No funeral services were held in keeping with his wishes and subsequently he was cremated at Oakwoods Cemetery in his adopted mid-western city. The Permanent (Old-Timers) Committee held an impromptu meeting at his November memorial service and inducted Landis (#28) into the Hall of Fame, of which he had been an ardent supporter.
The jagged, angular scrawl of the right-handed Kenesaw M. Landis might be confused with the illegible autographs of modern players today if not for the utilization of the fountain pen. Typically, he would speed through his entire name darting upward only lifting his pen to apply the below the baseline period and dash punctuations. The best way to visualize the "K" is refer to the same letter formed by President "K"ennedy. At best, it could be mistaken for a thin capital "A". What followed in his birth name after the closed loop "e" was a series of evenly-spaced, pointed (almost wave-like) humps.
These diminutive characters were less than one-fifth the size of his initial capital letter. A downsized "M" with three even humps introduced the connected, larger, virtually printed capital "L". The lower case "a" would vary in formation between a small bump and an open topped "u" configuration. A long connector stroke was his idea of an "n" leading into a bottom open-loop "d" and a retraced upper-loop. The "i" can be distinguished due to the favored-to-the-right dash above just before completing the "s" that tailed inward with a straight or curled terminal stroke. In more legible examples, reserved for autograph requests, he made a more deliberate attempt to form conventional letters but the flow remained consistent. These versions are less terrifying to authenticate.

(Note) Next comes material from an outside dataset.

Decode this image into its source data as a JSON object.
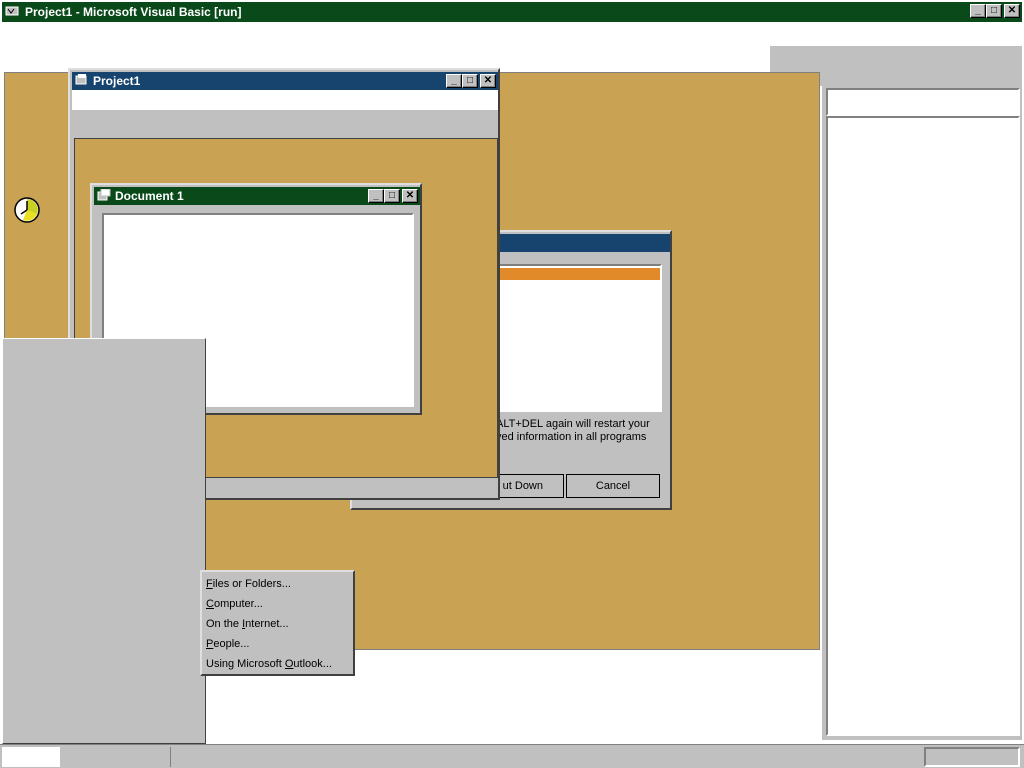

Judicial or baseball letterhead are the two mediums where his signature is most commonly found in the hobby. Starting at $500 for one of basic content, Landis's correspondence would reflect his outspoken arrogance and righteous facade. Many of these surviving drafts were artifacts that were uncovered from a Detroit Tiger organization house cleaning. The most desirable letters extant are those which mention Joe Jackson. Occasionally, a postmarked government postcard ($900) surfaces and he might date or inscribe these with a more legible version of his autograph. Only two personal canceled checks (name your price) have graced the collections of their proud owners. High quality studio photographs of his craggy-face bust are a real treasure and expect to part with a minimum of $2000. Signed gum cards and Albertype or Artvue Hall of Fame Plaque postcards (are you paying attention PA auction house?) are impossible to have been signed.
Once in a blue moon, a single signed baseball ($4000 for anything decent) sneaks into the marketplace, but beware of the black market forgeries that are omnipresent. I would stay clear of any 1939 Hall of Fame induction ball signed by Landis and all of the charter inductees. Also, run the other way (better yet sprint) from first day of issue commemorative covers signed by the same. Signed wire service photographs are a primary target for the counterfeiters. My personal best memory is the one offered on eBay that was penned over an image of Ford Frick... I guess they do share a resemblance.